PHOENIX — What you want to call yourself legally is no one’s business but your own, the state Court of Appeals ruled this week.
In a precedent-setting decision, the three-judge panel overturned a lower-court ruling that denied a bid by Valeria Cortez to change his name — and without even giving him a hearing.
Yuma County Superior Court Judge Lawrence Kenworthy had dismissed the application for “failure to show good cause.”
But appellate Judge David Weinzweig said there was no legal basis for Kenworthy to reach that conclusion.
He said nothing in Arizona law requires someone seeking a legal name change to provide “good cause” — or, for that matter, any cause at all.
The ruling is a significant victory, and not just for those who are going through gender reassignment, said Attorney Abigail Jensen, of the Southern Arizona Gender Alliance. It sends a message to judges that they don’t get to second-guess the names people choose for themselves, she said.
“So if someone wants to use a name that other people might think is frivolous, that’s not grounds to deny the name change,” Jensen said.
That is pretty much what the appellate court ruled.
Cortez filed the paperwork earlier this year to change his name legally to “Sebastian Tomas Valentine,” according to court records.
That form requires an applicant to swear that the name change was “solely for his benefit and his best interests.” It also requires those going through the process to say that they understand a name change does not provide a release from legal obligations, that they don’t seek a name change to commit any crime, including forgery and theft, that they had never been convicted of a felony, and that they faced no pending criminal charges.
The form also asks applicants to explain the reason for the request.
“I am transition and want my documents to match my identity,” Cortez responded.
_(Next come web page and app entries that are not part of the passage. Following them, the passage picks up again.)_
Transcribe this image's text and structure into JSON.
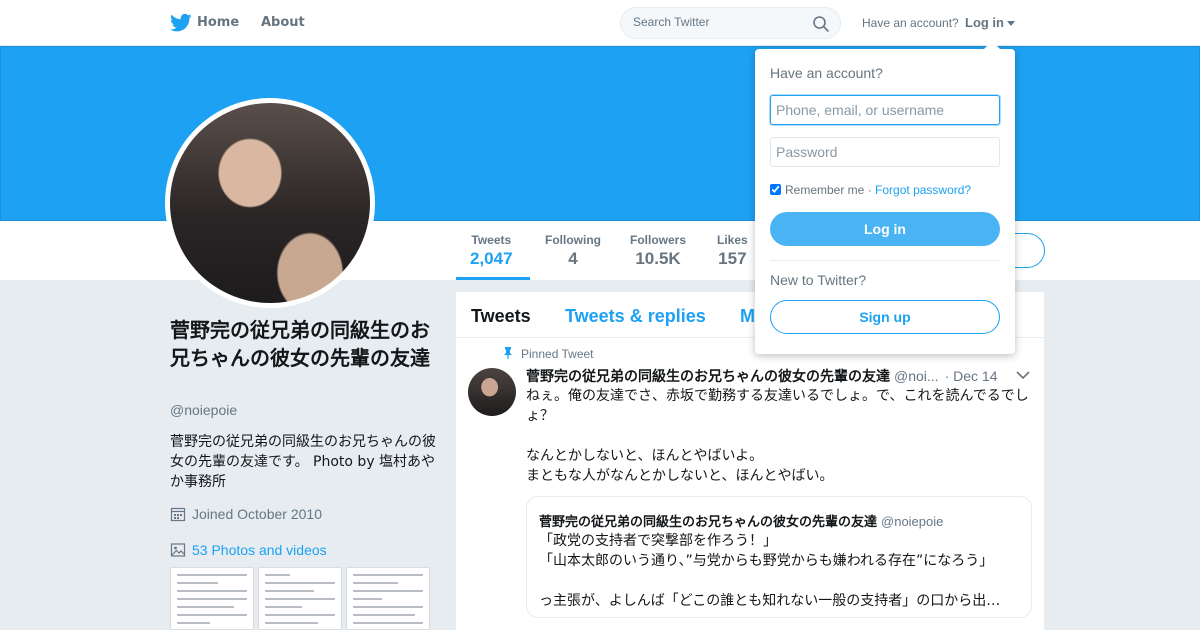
{
  "colors": {
    "brand": "#1da1f2",
    "text": "#14171a",
    "muted": "#657786",
    "background": "#e6ecf0"
  },
  "topnav": {
    "logo_icon": "twitter-bird-icon",
    "home_label": "Home",
    "about_label": "About",
    "search_placeholder": "Search Twitter",
    "search_icon": "search-icon",
    "have_account_text": "Have an account?",
    "login_label": "Log in"
  },
  "profile": {
    "name": "菅野完の従兄弟の同級生のお兄ちゃんの彼女の先輩の友達",
    "handle": "@noiepoie",
    "bio": "菅野完の従兄弟の同級生のお兄ちゃんの彼女の先輩の友達です。 Photo by 塩村あやか事務所",
    "joined": "Joined October 2010",
    "photos_link": "53 Photos and videos"
  },
  "stats": [
    {
      "label": "Tweets",
      "value": "2,047",
      "active": true
    },
    {
      "label": "Following",
      "value": "4",
      "active": false
    },
    {
      "label": "Followers",
      "value": "10.5K",
      "active": false
    },
    {
      "label": "Likes",
      "value": "157",
      "active": false
    }
  ],
  "timeline": {
    "tabs": [
      "Tweets",
      "Tweets & replies",
      "M"
    ],
    "pinned_label": "Pinned Tweet",
    "tweet": {
      "name": "菅野完の従兄弟の同級生のお兄ちゃんの彼女の先輩の友達",
      "handle": "@noi...",
      "date": "· Dec 14",
      "text": "ねぇ。俺の友達でさ、赤坂で勤務する友達いるでしょ。で、これを読んでるでしょ？\n\nなんとかしないと、ほんとやばいよ。\nまともな人がなんとかしないと、ほんとやばい。"
    },
    "quote": {
      "name": "菅野完の従兄弟の同級生のお兄ちゃんの彼女の先輩の友達",
      "handle": "@noiepoie",
      "text": "「政党の支持者で突撃部を作ろう！」\n「山本太郎のいう通り、”与党からも野党からも嫌われる存在”になろう」\n\nっ主張が、よしんば「どこの誰とも知れない一般の支持者」の口から出…"
    }
  },
  "login_dropdown": {
    "title": "Have an account?",
    "username_placeholder": "Phone, email, or username",
    "password_placeholder": "Password",
    "remember_label": "Remember me",
    "separator": "·",
    "forgot_label": "Forgot password?",
    "login_button": "Log in",
    "new_label": "New to Twitter?",
    "signup_button": "Sign up"
  }
}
Kenworthy rejected the petition six days later.
Weinzweig said that was not within Kenworthy’s power.
He said the name-change statute lists the criteria the “court shall consider” in whether to grant the name change. That, Weinzweig said, goes to the questions in the application.
Nowhere in the law is there a mandate for an applicant to provide a reason, even if there is a space for that on the form.
“The statute has no good cause requirement,” Weinzweig wrote. And he said there was nothing else that gave Kenworthy any reason to reject the request.
“The application raised no concern that Cortez wanted to change his name for any fraudulent or criminal purposes,” the appellate judge wrote.
Weinzweig also made a special note to say that there’s nothing different — or special — about this case.
“We reject any argument that the court properly denied Cortez’s application based on his gender-transition rationale,” he said. “At bottom, whether framed as a question of ‘good cause’ or ‘best interest,’ the statute does not permit the superior court to deny a person’s name-change request only because the person wants the new name to reflect a gender transition.”
“That’s really important for trans people,” Jensen said. “Many judges don’t think people should change their names if they change gender, that somehow it’s deceptive.”
Jensen said that, legally speaking, it actually isn’t necessary for someone to get a court order to change a name. She said that can be done under common law by someone simply starting to refer himself or herself by the new name.
Still, Jensen said, a court order can prove helpful.
“It’s difficult to convince banks and credit card companies, Social Security to change your name based on this common-law usage,” she explained. “So if it’s important that you to be able to get everything to match at the same time, then a court order will give you that.”
Judge Kenworthy declined to comment on Tuesday’s ruling.